Dana Thornton faces a court hearing in Morristown next week at which attorney Richard Roberts will seek to have the indictment thrown out.
The Morris County Prosecutor's Office indicted Thornton last year on one count of fourth-degree identity theft, a crime punishable by a maximum of 18 months in jail if she is convicted at trial.
Thornton, of Belleville, could not be reached by phone Wednesday, but Roberts said the law and Thornton's actions don't mesh.
"The statute as it exists really is aimed at people who actually go into a store with a phony credit card, for instance, and use that number and assume that name while committing a crime," he said. "When you're talking about things that get put on the Internet you're getting into free speech."
Authorities allege Thornton created the Facebook page as if it was made by her former boyfriend, Parsippany police detective Michael Lasalandra, and made disparaging comments purportedly from him. Lasalandra didn't return a phone message seeking comment Wednesday.
The statute says a person is guilty of identity theft if he or she "impersonates another or assumes a false identity and does an act in such assumed character or false identity for the purpose of obtaining a benefit for himself or another or to injure or defraud another."
The Morris County Prosecutor's Office declined to comment on the case.
Jeffrey Pollock, an attorney who recently argued a case before the state Supreme Court that focused on whether bloggers have the same protections as journalists, said the case could break new ground in identity theft law.
He added that Lasalandra might have a strong civil claim for defamation.
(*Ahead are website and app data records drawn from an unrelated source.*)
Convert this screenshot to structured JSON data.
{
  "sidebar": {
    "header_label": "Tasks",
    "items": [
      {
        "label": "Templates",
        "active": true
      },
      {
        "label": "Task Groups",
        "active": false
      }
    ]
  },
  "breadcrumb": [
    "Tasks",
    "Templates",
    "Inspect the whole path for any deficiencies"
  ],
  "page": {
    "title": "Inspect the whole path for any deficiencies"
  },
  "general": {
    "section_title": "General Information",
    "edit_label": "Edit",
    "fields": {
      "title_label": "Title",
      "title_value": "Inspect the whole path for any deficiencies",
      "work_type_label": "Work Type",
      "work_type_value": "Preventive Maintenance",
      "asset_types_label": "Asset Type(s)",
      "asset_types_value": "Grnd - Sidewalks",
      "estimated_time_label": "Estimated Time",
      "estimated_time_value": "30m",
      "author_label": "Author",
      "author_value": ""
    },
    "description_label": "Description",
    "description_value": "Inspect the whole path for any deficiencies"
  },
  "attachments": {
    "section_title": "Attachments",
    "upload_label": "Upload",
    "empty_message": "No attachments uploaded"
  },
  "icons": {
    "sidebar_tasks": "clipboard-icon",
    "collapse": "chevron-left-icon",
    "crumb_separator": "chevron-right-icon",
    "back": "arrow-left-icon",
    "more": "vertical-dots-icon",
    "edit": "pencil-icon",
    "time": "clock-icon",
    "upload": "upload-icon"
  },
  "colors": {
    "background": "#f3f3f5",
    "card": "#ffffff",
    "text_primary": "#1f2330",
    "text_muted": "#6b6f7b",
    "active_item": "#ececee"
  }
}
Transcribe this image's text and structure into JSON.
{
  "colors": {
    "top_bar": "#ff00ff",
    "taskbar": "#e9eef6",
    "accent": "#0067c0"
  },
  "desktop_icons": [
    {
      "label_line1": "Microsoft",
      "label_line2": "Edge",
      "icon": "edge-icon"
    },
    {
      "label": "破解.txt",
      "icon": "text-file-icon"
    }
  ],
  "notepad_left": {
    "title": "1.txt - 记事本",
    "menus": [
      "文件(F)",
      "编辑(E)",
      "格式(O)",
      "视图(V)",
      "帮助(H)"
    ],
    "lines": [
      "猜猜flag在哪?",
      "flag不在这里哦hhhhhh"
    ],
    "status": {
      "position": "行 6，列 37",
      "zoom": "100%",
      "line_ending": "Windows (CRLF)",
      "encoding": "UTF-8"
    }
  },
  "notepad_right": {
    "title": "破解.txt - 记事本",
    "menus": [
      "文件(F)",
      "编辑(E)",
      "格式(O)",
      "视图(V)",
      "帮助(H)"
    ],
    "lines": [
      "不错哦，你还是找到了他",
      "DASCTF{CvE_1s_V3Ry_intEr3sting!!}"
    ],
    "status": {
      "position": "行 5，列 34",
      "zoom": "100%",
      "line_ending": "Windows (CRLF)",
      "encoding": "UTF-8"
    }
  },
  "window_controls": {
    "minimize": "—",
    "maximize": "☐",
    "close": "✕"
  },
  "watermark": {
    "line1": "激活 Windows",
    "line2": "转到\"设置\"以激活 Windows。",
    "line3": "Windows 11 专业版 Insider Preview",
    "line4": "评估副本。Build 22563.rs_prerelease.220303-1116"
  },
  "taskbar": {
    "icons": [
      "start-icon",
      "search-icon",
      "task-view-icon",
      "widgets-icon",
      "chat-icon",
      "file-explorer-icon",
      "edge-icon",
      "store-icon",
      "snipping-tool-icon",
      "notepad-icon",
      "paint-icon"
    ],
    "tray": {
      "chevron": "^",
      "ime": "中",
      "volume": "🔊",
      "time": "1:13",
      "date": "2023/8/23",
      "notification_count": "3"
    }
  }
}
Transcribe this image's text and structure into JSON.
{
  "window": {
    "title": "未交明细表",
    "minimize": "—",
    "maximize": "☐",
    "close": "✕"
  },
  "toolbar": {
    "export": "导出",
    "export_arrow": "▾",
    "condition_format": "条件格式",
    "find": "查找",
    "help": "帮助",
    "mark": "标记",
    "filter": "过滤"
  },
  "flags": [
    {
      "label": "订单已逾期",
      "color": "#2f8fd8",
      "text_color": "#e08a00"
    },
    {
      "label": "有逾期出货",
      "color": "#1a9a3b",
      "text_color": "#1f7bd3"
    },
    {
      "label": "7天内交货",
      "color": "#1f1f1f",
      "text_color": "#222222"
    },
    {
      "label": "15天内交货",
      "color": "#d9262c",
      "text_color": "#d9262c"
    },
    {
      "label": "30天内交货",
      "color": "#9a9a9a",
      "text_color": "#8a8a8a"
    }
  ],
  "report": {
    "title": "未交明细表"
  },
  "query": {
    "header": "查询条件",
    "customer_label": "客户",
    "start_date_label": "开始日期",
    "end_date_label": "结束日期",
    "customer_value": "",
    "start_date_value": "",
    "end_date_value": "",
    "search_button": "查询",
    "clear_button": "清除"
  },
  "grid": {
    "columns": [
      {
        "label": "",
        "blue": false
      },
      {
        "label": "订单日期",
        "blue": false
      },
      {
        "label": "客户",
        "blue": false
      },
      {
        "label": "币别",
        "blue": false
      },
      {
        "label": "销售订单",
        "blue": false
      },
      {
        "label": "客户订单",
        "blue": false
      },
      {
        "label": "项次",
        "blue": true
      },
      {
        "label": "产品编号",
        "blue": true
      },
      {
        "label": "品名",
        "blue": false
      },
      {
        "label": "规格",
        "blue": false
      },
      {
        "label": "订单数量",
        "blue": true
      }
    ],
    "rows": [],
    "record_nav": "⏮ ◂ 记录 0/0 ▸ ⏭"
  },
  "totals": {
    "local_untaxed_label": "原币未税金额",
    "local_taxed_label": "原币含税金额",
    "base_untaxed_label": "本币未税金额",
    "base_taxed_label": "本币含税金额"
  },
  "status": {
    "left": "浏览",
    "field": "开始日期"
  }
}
"It's an unusual claim because the statements are not being made about him, but indirectly he's being made liable and that impairs his reputation," he said. "It's putting a false statement in writing that reflects on the morality of the person you're talking about."
Roberts said New York recently amended its identity theft statute to make it a crime to impersonate someone by electronic means, but that New Jersey has yet to do so.
"The legislative history of our statute makes no mention of electronic means," he said. "The statute doesn't fit the crime, which we don't even admit was a crime."